Quote Originally Posted by SeijiSensei View Post
Upgrades won't change your configurations. They will simply replace the current software with its more recent versions.

You should always take security updates, especially if you have Internet-facing services like mail or HTTP. One way to limit the upgrades to just security ones is to comment out all the lines in /etc/apt/sources.list with the exceptions of the entries that point to security.ubuntu.com. Then run "sudo apt-get update; sudo apt-get upgrade".
Yep. I have my server set to install security updates automatically via the unattended-upgrades package. I still have to make sure it is ok after rebooting into a new kernel as most of the time DKMS screws up the install of a third-party module, and I have to remake it.

Another approach is to run a parallel server, perhaps in a VirtualBox VM on your desktop. Configure the VM to be the same as your actual server. The simplest method to do this is to install 12.04 into the VM, then use rsync to make the VM copy a clone of the actual one. Then run the updates on the VM server and see if they cause any problems. If not, then you can run them on the real server as well.
I was doing that but decided it was easier to just do the updates and fix anything that breaks because I could not replicate the hardware RAID card I have in the server itself inside the VM. So far I have not run into many problems but the number one problem so far is the building of the raid card's module via DKMS, which somehow doesn't do it right with the newer 3.2.x kernels.

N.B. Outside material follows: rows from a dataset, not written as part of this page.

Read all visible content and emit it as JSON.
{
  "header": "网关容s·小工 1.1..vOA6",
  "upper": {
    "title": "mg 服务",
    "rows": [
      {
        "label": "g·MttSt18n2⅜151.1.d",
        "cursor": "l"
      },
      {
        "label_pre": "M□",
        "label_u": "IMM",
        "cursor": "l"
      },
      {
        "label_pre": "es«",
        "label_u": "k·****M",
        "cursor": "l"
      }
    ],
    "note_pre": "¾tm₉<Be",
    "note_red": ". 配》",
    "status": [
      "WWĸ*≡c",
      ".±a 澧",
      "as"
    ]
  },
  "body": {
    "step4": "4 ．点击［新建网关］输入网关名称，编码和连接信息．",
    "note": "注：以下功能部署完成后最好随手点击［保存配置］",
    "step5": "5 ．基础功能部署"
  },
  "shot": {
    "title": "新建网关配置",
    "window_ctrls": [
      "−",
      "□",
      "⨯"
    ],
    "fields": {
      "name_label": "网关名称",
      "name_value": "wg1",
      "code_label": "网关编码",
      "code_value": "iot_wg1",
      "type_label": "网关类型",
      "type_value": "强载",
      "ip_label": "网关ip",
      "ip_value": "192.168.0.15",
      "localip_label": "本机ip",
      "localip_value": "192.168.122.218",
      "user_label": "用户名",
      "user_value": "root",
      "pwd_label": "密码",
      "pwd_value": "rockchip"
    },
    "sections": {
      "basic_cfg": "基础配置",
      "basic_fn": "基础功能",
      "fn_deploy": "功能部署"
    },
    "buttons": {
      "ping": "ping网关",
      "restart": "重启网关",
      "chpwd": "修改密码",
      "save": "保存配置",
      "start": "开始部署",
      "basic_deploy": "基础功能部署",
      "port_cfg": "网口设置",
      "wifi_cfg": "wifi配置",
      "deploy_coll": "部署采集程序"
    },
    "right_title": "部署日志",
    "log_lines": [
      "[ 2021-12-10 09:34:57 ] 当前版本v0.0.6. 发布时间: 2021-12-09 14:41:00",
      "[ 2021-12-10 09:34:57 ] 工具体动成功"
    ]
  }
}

Quote Originally Posted by Jorel View Post
what i usually do is im trying it 1st at my ubuntu 12.04 desktop before deploying it in the 12.04 server... although desktop and server are way different, i still think that the effect are somehow the same. (and hope what i thought was right)
Updating is pretty much the same between the two. The server version has less packages to update usually, but that might not be the case all the time. There are people who install a GUI on top of the server edition, when they would be better off just installing the desktop version and then installing the services they want on it afterwords.